YOUR GOAL >> The answer should consist of each line below that contains the word "icon".

MATERIAL PROVIDED >>
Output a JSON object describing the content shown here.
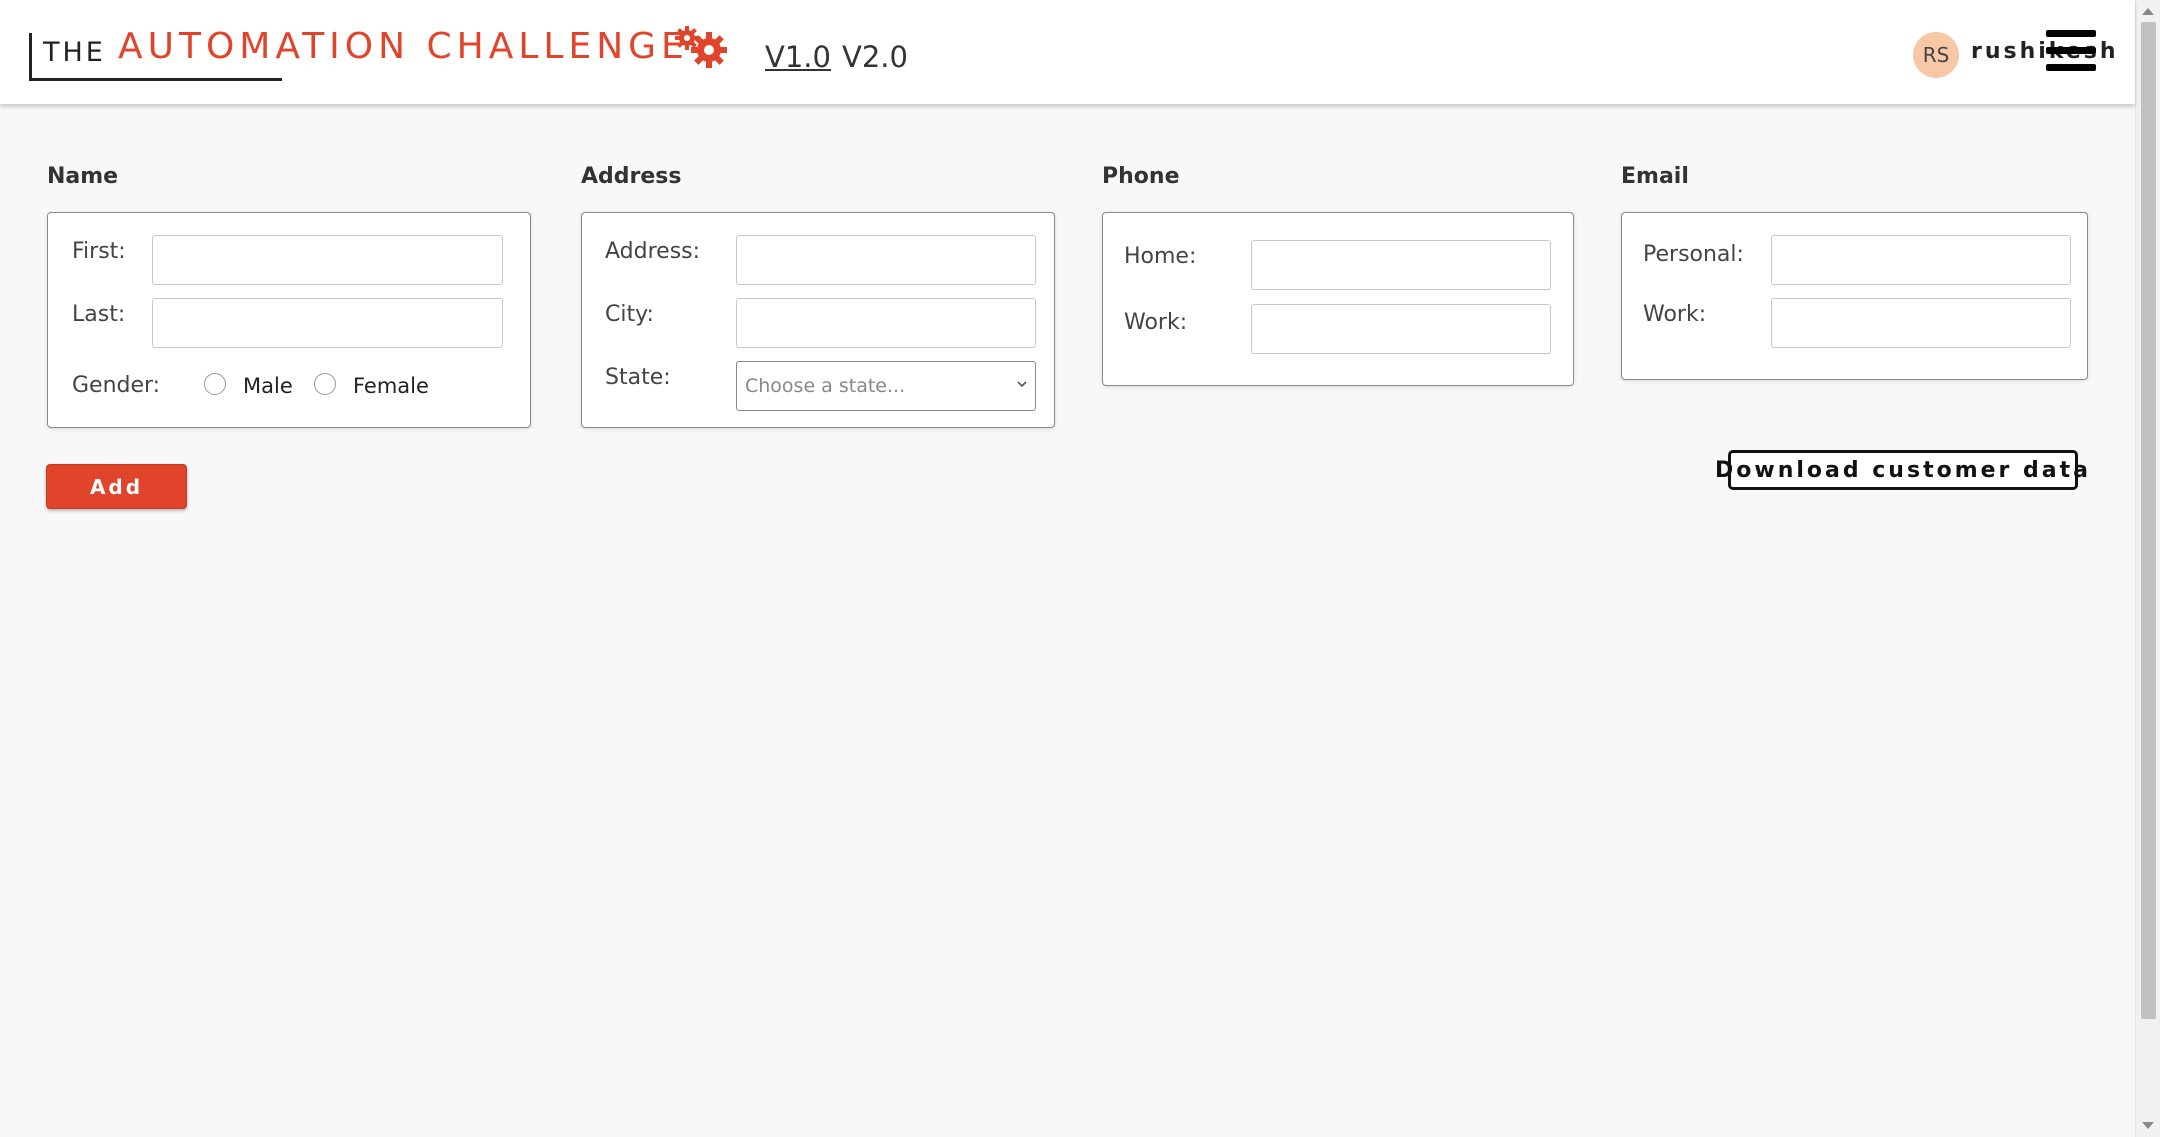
{
  "header": {
    "logo_prefix": "THE",
    "logo_title": "AUTOMATION CHALLENGE",
    "logo_icon": "gears-icon",
    "versions": [
      "V1.0",
      "V2.0"
    ],
    "avatar_initials": "RS",
    "username": "rushikesh",
    "menu_icon": "hamburger-menu-icon"
  },
  "colors": {
    "accent": "#e0442a",
    "avatar_bg": "#f7c7a6",
    "page_bg": "#f8f8f8"
  },
  "name_section": {
    "title": "Name",
    "first_label": "First:",
    "first_value": "",
    "last_label": "Last:",
    "last_value": "",
    "gender_label": "Gender:",
    "gender_options": [
      "Male",
      "Female"
    ]
  },
  "address_section": {
    "title": "Address",
    "address_label": "Address:",
    "address_value": "",
    "city_label": "City:",
    "city_value": "",
    "state_label": "State:",
    "state_placeholder": "Choose a state..."
  },
  "phone_section": {
    "title": "Phone",
    "home_label": "Home:",
    "home_value": "",
    "work_label": "Work:",
    "work_value": ""
  },
  "email_section": {
    "title": "Email",
    "personal_label": "Personal:",
    "personal_value": "",
    "work_label": "Work:",
    "work_value": ""
  },
  "actions": {
    "add_label": "Add",
    "download_label": "Download customer data"
  }
}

EXERCISE OUTPUT >>
    "logo_icon": "gears-icon",
    "menu_icon": "hamburger-menu-icon"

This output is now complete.